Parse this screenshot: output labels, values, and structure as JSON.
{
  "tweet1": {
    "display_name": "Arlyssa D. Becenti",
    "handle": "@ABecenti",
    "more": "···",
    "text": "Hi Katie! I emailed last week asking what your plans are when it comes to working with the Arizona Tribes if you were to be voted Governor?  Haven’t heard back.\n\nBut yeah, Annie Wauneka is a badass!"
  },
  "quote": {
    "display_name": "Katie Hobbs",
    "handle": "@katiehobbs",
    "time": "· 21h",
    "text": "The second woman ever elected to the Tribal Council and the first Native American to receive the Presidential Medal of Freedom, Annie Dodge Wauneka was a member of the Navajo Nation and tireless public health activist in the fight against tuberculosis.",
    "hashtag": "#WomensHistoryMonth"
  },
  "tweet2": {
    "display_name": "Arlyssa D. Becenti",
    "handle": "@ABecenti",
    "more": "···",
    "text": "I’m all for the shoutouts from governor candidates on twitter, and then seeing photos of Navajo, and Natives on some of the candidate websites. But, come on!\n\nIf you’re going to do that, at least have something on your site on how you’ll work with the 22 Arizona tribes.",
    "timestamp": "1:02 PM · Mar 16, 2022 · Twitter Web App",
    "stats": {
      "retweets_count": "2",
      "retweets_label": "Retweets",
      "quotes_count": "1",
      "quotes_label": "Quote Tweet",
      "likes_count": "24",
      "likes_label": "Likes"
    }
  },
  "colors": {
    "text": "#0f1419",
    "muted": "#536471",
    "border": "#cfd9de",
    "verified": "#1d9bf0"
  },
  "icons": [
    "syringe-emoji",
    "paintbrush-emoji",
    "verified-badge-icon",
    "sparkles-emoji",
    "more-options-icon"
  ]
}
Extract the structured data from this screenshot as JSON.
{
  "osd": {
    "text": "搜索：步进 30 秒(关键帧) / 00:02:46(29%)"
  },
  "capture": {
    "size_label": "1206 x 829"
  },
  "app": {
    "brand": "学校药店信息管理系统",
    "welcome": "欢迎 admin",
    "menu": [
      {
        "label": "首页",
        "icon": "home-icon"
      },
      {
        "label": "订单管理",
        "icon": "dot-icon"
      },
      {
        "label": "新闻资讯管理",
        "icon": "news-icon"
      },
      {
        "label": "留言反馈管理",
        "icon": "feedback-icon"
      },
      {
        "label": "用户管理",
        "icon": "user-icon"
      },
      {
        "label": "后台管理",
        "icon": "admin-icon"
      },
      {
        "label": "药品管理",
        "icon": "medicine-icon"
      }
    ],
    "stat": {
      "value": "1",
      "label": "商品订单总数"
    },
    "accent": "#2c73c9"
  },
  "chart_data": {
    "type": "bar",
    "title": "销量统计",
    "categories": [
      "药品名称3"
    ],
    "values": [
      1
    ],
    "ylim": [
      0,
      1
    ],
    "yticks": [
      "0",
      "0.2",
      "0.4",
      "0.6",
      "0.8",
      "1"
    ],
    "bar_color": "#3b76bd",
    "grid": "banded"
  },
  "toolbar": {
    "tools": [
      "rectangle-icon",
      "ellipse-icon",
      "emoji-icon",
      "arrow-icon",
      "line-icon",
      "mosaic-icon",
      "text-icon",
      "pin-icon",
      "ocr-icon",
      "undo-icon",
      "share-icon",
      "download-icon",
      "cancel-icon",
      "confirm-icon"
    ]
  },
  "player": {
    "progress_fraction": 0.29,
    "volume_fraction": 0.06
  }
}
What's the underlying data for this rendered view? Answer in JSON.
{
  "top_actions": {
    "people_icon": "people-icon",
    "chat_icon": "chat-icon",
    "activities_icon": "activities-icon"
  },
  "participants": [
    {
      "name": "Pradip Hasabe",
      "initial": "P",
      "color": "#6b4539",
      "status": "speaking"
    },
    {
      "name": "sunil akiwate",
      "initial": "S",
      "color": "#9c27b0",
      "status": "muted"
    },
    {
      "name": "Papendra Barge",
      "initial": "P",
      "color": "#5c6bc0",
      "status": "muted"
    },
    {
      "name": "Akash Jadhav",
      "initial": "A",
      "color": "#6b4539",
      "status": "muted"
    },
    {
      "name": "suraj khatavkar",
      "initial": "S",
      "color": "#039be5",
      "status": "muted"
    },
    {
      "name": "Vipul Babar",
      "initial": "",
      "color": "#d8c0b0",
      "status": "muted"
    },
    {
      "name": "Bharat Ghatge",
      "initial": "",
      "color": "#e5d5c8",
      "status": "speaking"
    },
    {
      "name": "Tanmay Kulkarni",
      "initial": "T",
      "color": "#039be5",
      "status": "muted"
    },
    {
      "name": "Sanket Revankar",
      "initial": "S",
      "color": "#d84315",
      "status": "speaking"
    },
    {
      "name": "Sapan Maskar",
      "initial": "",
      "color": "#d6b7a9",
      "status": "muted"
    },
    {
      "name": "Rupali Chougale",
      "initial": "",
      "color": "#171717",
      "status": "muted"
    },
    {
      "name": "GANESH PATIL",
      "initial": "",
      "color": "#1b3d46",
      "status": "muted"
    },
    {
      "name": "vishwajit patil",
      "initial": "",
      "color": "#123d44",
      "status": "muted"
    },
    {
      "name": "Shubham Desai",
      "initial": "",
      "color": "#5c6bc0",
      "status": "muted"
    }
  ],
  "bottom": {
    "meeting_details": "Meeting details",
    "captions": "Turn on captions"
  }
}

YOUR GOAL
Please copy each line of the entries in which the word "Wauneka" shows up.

OUTPUT FOR THIS EXERCISE
    "text": "Hi Katie! I emailed last week asking what your plans are when it comes to working with the Arizona Tribes if you were to be voted Governor?  Haven’t heard back.\n\nBut yeah, Annie Wauneka is a badass!"
    "text": "The second woman ever elected to the Tribal Council and the first Native American to receive the Presidential Medal of Freedom, Annie Dodge Wauneka was a member of the Navajo Nation and tireless public health activist in the fight against tuberculosis.",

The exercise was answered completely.